====== Dataset excerpts
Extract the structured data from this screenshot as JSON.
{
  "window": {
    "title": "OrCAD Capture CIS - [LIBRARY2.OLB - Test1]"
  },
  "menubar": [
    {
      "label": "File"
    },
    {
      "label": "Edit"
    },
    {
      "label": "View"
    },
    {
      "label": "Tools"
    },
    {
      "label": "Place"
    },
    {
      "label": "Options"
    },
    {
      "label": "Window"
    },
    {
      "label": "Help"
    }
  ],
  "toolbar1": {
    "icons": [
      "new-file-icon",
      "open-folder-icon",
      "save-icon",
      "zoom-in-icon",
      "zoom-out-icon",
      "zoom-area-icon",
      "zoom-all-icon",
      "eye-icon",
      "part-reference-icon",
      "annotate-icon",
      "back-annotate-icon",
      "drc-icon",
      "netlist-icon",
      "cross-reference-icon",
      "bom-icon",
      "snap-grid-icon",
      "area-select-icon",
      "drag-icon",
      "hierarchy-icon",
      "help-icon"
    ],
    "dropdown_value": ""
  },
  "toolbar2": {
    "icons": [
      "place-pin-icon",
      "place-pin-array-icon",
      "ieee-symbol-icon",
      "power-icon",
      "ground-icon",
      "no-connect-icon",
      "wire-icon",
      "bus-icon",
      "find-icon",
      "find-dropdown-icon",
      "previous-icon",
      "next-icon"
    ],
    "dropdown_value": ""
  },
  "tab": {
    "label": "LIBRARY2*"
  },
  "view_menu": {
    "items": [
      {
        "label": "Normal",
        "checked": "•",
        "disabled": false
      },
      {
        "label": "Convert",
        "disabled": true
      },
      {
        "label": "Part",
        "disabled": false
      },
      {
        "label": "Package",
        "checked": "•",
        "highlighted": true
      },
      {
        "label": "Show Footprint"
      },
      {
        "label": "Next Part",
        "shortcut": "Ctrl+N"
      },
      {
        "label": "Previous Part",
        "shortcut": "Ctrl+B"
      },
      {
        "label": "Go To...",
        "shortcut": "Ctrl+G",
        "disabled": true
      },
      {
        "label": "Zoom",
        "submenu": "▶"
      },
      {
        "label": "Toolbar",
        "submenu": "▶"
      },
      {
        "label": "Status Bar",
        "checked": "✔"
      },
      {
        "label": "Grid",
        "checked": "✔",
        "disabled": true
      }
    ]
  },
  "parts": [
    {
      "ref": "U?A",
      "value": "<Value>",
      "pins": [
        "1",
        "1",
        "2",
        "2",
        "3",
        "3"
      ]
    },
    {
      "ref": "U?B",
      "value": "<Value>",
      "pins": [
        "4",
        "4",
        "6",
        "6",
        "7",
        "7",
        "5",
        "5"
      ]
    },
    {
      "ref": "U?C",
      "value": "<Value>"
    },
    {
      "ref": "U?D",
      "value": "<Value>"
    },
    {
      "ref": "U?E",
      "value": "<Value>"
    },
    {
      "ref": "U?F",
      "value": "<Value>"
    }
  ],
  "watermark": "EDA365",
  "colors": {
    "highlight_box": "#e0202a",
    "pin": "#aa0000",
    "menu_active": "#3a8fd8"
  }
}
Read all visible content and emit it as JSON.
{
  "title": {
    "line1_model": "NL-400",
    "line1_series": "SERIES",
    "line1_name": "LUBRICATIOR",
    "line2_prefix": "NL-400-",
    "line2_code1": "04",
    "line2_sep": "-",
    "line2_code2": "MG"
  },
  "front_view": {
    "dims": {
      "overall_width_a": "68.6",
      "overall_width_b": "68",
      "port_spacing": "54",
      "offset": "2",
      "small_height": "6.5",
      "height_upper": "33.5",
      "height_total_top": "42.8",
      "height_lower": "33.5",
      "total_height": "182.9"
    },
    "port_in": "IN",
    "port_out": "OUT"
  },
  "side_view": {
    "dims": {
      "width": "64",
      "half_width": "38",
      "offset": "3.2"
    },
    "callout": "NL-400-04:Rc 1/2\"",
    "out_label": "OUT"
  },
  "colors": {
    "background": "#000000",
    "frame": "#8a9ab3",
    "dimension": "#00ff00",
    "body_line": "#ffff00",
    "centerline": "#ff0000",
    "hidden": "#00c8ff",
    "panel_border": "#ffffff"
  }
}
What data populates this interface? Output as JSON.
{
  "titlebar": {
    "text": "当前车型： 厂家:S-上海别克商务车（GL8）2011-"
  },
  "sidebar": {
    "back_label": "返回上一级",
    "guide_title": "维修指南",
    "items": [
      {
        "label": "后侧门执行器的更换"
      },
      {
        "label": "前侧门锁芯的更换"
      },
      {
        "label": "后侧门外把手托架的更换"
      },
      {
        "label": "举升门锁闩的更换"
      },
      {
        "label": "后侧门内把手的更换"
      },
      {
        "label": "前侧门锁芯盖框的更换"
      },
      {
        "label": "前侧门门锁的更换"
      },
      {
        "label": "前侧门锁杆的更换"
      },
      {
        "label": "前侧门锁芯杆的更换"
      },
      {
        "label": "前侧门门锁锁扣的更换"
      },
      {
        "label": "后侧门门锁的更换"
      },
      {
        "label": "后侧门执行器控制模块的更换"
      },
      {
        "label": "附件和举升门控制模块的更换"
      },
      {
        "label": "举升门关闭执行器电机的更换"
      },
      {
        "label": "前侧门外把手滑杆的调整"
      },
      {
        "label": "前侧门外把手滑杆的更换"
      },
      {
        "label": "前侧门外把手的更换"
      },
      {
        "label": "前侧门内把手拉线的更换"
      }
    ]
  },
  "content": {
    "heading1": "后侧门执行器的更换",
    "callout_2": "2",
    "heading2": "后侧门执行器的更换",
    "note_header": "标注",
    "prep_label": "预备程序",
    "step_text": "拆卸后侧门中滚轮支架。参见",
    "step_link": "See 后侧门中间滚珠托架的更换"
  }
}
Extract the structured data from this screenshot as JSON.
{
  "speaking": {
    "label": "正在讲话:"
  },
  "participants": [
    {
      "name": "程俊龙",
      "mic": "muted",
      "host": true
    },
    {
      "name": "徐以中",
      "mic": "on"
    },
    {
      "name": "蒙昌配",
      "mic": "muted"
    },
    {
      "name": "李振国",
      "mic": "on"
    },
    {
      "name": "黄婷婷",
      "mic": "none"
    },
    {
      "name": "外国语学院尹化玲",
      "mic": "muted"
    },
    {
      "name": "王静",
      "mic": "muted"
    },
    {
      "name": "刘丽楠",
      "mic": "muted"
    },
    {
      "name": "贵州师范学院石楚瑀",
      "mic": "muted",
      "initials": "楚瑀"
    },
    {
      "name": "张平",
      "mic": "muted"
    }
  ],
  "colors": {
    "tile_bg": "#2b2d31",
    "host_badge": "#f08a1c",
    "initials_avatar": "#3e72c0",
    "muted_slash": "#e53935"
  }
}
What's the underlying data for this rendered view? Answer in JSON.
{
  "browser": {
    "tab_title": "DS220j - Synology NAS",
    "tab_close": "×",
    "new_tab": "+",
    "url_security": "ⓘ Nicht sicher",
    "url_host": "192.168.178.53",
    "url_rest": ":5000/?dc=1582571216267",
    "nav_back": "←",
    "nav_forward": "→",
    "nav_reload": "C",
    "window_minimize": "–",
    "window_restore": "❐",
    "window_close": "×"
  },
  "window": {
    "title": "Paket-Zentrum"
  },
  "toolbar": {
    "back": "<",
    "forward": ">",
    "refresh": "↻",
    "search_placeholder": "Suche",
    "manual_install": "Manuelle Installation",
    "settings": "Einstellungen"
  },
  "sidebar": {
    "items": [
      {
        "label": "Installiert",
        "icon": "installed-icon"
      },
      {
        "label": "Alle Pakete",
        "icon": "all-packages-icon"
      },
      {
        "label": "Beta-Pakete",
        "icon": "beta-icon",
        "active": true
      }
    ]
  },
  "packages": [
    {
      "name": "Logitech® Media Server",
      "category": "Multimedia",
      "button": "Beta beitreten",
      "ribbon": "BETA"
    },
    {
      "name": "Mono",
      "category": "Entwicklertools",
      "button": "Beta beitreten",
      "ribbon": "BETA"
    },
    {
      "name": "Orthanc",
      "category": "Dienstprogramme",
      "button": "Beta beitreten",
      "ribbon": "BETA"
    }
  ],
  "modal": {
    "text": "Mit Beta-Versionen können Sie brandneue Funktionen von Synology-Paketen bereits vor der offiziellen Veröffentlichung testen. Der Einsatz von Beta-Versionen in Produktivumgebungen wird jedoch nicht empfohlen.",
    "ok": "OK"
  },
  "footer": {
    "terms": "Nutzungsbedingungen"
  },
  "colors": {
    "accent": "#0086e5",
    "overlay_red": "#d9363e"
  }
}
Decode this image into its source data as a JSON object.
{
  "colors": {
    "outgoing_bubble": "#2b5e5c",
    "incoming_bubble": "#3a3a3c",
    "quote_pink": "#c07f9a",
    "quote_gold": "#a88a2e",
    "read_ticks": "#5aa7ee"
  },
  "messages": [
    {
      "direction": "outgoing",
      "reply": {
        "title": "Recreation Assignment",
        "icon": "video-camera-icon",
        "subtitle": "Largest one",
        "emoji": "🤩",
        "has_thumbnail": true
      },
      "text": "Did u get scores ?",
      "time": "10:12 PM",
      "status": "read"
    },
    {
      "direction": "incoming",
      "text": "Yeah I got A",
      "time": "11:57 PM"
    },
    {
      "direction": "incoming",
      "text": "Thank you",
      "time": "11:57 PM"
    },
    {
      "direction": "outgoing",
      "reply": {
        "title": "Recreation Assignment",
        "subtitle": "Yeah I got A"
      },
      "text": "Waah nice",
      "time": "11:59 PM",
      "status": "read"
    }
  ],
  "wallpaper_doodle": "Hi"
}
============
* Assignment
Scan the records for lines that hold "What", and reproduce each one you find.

* Task solution
What data populates this interface? Output as JSON.
What's the underlying data for this rendered view? Answer in JSON.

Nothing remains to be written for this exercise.